MSE 6301, Risk Management 3



managers, community stakeholders, and political parties should convene in order to discuss both international and local relief efforts that present themselves. (Kapucu & Özerdem, 2013; ten Brinke et al., 2010).

References Hunt, M. (2011). Establishing moral bearings: Ethics and expatriate healthcare professionals in humanitarian

work. Disasters, 35(3), 606-622. Kapucu, N., & Özerdem, A. (2013). Managing emergencies and crises. Burlington, MA: Jones & Bartlett. Peerbolte, S. L., & Collins, M. L. (2013). Disaster management and critical thinking skills of local emergency

managers: Correlations with age, gender, education, and years in occupation. Disasters, 37(1), 48- 60.

ten Brinke, W. B. M., Kolen, B., Dollee, A., van Waveren, H., & Wouters, K. (2010). Contingency planning for

large-scale floods in the Netherlands. Journal of Contingencies & Crisis Management, 18(1), 55-69.

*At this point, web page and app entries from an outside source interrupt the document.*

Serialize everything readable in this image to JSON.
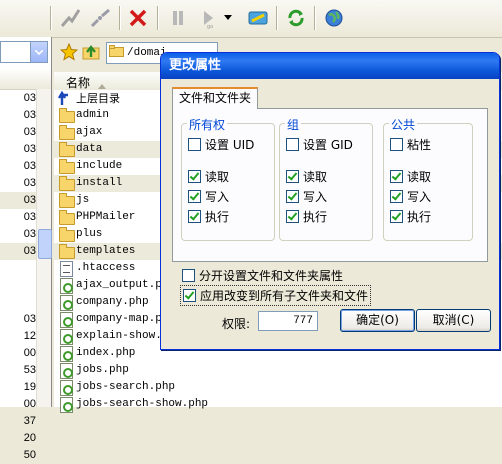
{
  "left_panel": {
    "combo_value": "",
    "rows": [
      "03",
      "03",
      "03",
      "03",
      "03",
      "03",
      "03",
      "03",
      "03",
      "03",
      "",
      "",
      "",
      "03",
      "12",
      "00",
      "53",
      "19",
      "00",
      "37",
      "20",
      "50"
    ]
  },
  "address_bar": {
    "path": "/domai"
  },
  "file_list": {
    "header_name": "名称",
    "items": [
      {
        "name": "上层目录",
        "type": "up"
      },
      {
        "name": "admin",
        "type": "folder"
      },
      {
        "name": "ajax",
        "type": "folder"
      },
      {
        "name": "data",
        "type": "folder"
      },
      {
        "name": "include",
        "type": "folder"
      },
      {
        "name": "install",
        "type": "folder"
      },
      {
        "name": "js",
        "type": "folder"
      },
      {
        "name": "PHPMailer",
        "type": "folder"
      },
      {
        "name": "plus",
        "type": "folder"
      },
      {
        "name": "templates",
        "type": "folder"
      },
      {
        "name": ".htaccess",
        "type": "file"
      },
      {
        "name": "ajax_output.php",
        "type": "php"
      },
      {
        "name": "company.php",
        "type": "php"
      },
      {
        "name": "company-map.php",
        "type": "php"
      },
      {
        "name": "explain-show.php",
        "type": "php"
      },
      {
        "name": "index.php",
        "type": "php"
      },
      {
        "name": "jobs.php",
        "type": "php"
      },
      {
        "name": "jobs-search.php",
        "type": "php"
      },
      {
        "name": "jobs-search-show.php",
        "type": "php"
      }
    ]
  },
  "dialog": {
    "title": "更改属性",
    "tab_label": "文件和文件夹",
    "owner": {
      "title": "所有权",
      "set": "设置 UID",
      "read": "读取",
      "write": "写入",
      "exec": "执行"
    },
    "group": {
      "title": "组",
      "set": "设置 GID",
      "read": "读取",
      "write": "写入",
      "exec": "执行"
    },
    "public": {
      "title": "公共",
      "set": "粘性",
      "read": "读取",
      "write": "写入",
      "exec": "执行"
    },
    "separate_option": "分开设置文件和文件夹属性",
    "recursive_option": "应用改变到所有子文件夹和文件",
    "permission_label": "权限:",
    "permission_value": "777",
    "ok_label": "确定(O)",
    "cancel_label": "取消(C)"
  }
}
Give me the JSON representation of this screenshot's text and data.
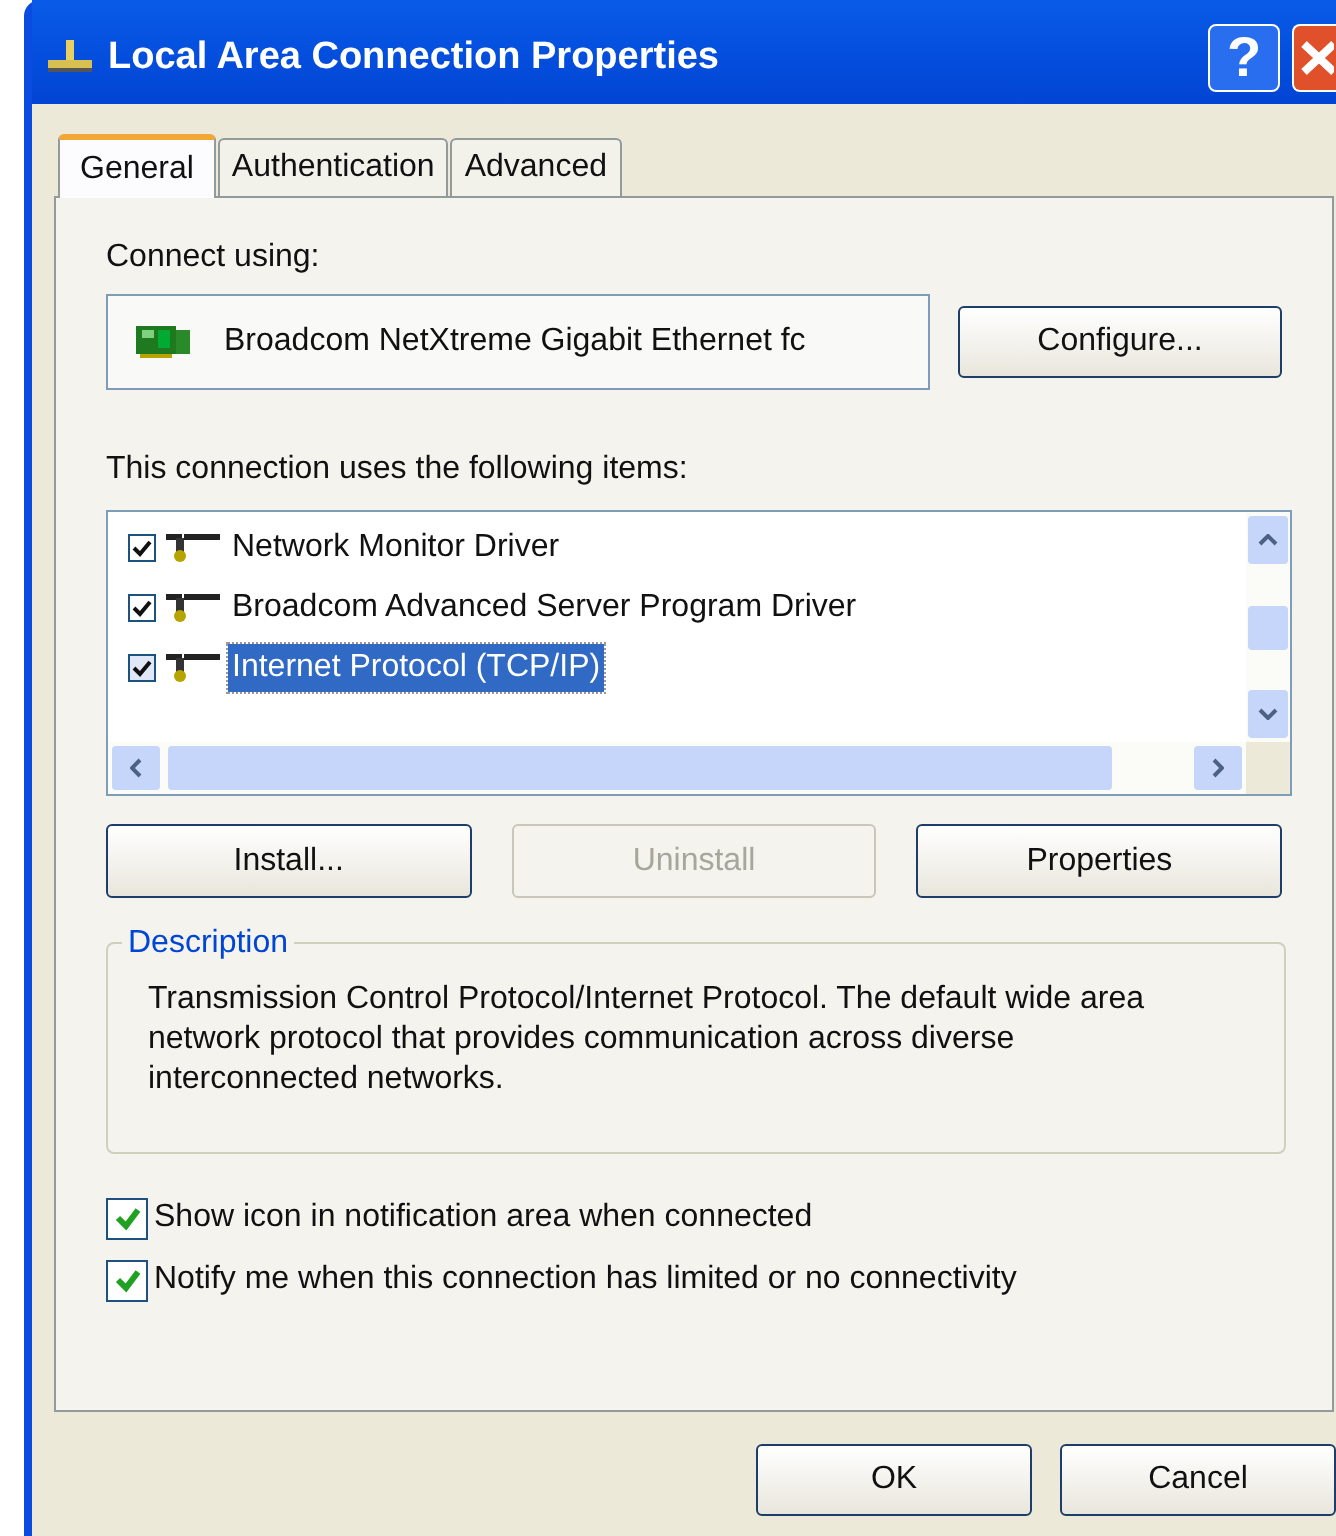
{
  "window": {
    "title": "Local Area Connection Properties",
    "help": "?"
  },
  "tabs": [
    {
      "label": "General",
      "selected": true
    },
    {
      "label": "Authentication",
      "selected": false
    },
    {
      "label": "Advanced",
      "selected": false
    }
  ],
  "connect_using": {
    "label": "Connect using:",
    "adapter": "Broadcom NetXtreme Gigabit Ethernet fc",
    "button": "Configure..."
  },
  "items_label": "This connection uses the following items:",
  "items": [
    {
      "name": "Network Monitor Driver",
      "checked": true,
      "selected": false
    },
    {
      "name": "Broadcom Advanced Server Program Driver",
      "checked": true,
      "selected": false
    },
    {
      "name": "Internet Protocol (TCP/IP)",
      "checked": true,
      "selected": true
    }
  ],
  "item_buttons": [
    {
      "label": "Install...",
      "disabled": false
    },
    {
      "label": "Uninstall",
      "disabled": true
    },
    {
      "label": "Properties",
      "disabled": false
    }
  ],
  "description": {
    "title": "Description",
    "text": "Transmission Control Protocol/Internet Protocol. The default wide area network protocol that provides communication across diverse interconnected networks."
  },
  "options": [
    {
      "label": "Show icon in notification area when connected",
      "checked": true
    },
    {
      "label": "Notify me when this connection has limited or no connectivity",
      "checked": true
    }
  ],
  "buttons": [
    "OK",
    "Cancel"
  ]
}
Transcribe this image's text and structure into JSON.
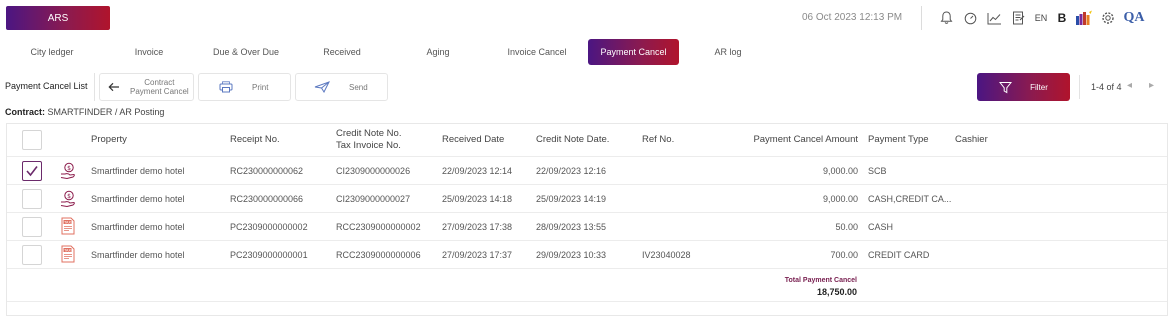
{
  "header": {
    "logo": "ARS",
    "datetime": "06 Oct 2023  12:13 PM",
    "language": "EN",
    "bold_label": "B",
    "qa_label": "QA",
    "icons": [
      "bell-icon",
      "clock-icon",
      "chart-icon",
      "document-icon",
      "color-palette-icon",
      "gear-icon"
    ]
  },
  "tabs": [
    {
      "label": "City ledger",
      "active": false
    },
    {
      "label": "Invoice",
      "active": false
    },
    {
      "label": "Due & Over Due",
      "active": false
    },
    {
      "label": "Received",
      "active": false
    },
    {
      "label": "Aging",
      "active": false
    },
    {
      "label": "Invoice Cancel",
      "active": false
    },
    {
      "label": "Payment Cancel",
      "active": true
    },
    {
      "label": "AR log",
      "active": false
    }
  ],
  "toolbar": {
    "title": "Payment Cancel List",
    "back_line1": "Contract",
    "back_line2": "Payment Cancel",
    "print": "Print",
    "send": "Send",
    "filter": "Filter",
    "pager": "1-4 of 4"
  },
  "contract": {
    "label": "Contract:",
    "value": "SMARTFINDER / AR Posting"
  },
  "table": {
    "headers": {
      "property": "Property",
      "receipt": "Receipt No.",
      "credit_note_1": "Credit Note No.",
      "credit_note_2": "Tax Invoice No.",
      "received_date": "Received Date",
      "credit_note_date": "Credit Note Date.",
      "ref": "Ref No.",
      "amount": "Payment Cancel Amount",
      "payment_type": "Payment Type",
      "cashier": "Cashier"
    },
    "rows": [
      {
        "checked": true,
        "icon": "money-hand-icon",
        "property": "Smartfinder demo hotel",
        "receipt": "RC230000000062",
        "credit_note": "CI2309000000026",
        "received_date": "22/09/2023 12:14",
        "credit_note_date": "22/09/2023 12:16",
        "ref": "",
        "amount": "9,000.00",
        "payment_type": "SCB",
        "cashier": ""
      },
      {
        "checked": false,
        "icon": "money-hand-icon",
        "property": "Smartfinder demo hotel",
        "receipt": "RC230000000066",
        "credit_note": "CI2309000000027",
        "received_date": "25/09/2023 14:18",
        "credit_note_date": "25/09/2023 14:19",
        "ref": "",
        "amount": "9,000.00",
        "payment_type": "CASH,CREDIT CA...",
        "cashier": ""
      },
      {
        "checked": false,
        "icon": "tax-document-icon",
        "property": "Smartfinder demo hotel",
        "receipt": "PC2309000000002",
        "credit_note": "RCC2309000000002",
        "received_date": "27/09/2023 17:38",
        "credit_note_date": "28/09/2023 13:55",
        "ref": "",
        "amount": "50.00",
        "payment_type": "CASH",
        "cashier": ""
      },
      {
        "checked": false,
        "icon": "tax-document-icon",
        "property": "Smartfinder demo hotel",
        "receipt": "PC2309000000001",
        "credit_note": "RCC2309000000006",
        "received_date": "27/09/2023 17:37",
        "credit_note_date": "29/09/2023 10:33",
        "ref": "IV23040028",
        "amount": "700.00",
        "payment_type": "CREDIT CARD",
        "cashier": ""
      }
    ],
    "total_label": "Total Payment Cancel",
    "total_value": "18,750.00"
  },
  "colors": {
    "brand_start": "#4b1682",
    "brand_end": "#b0142c",
    "total_label": "#7a2252"
  }
}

Suggested Reading In order to access the following resources, click the links below: Moral and ethical decision-making are the key components in any emergency management situation. This article reviews the establishment of moral and ethical obligations during humanitarian work after disasters have struck. Hunt, M. (2011). Establishing moral bearings: Ethics and expatriate healthcare professionals in humanitarian

work. Disasters, 35(3), 606-622. Retrieved from n.aspx?direct=true&db=a9h&AN=61150390&site=ehost-live&scope=site

The following article can be found in the CSU Online Library within the Academic Search Complete database: Flooding costs the U.S. government billions of dollars each year when it comes to flooding preparation and recovery. Large-scale flooding occurs not only in the United States, but also in other areas of world where preparation and development need to be implemented in order to manage crises. ten Brinke, W. B. M., Kolen, B., Dollee, A., van Waveren, H., & Wouters, K. (2010). Contingency planning for

large-scale floods in the Netherlands. Journal of Contingencies & Crisis Management, 18(1), 55-69. Retrieved from n.aspx?direct=true&db=a9h&AN=48008894&site=ehost-live&scope=site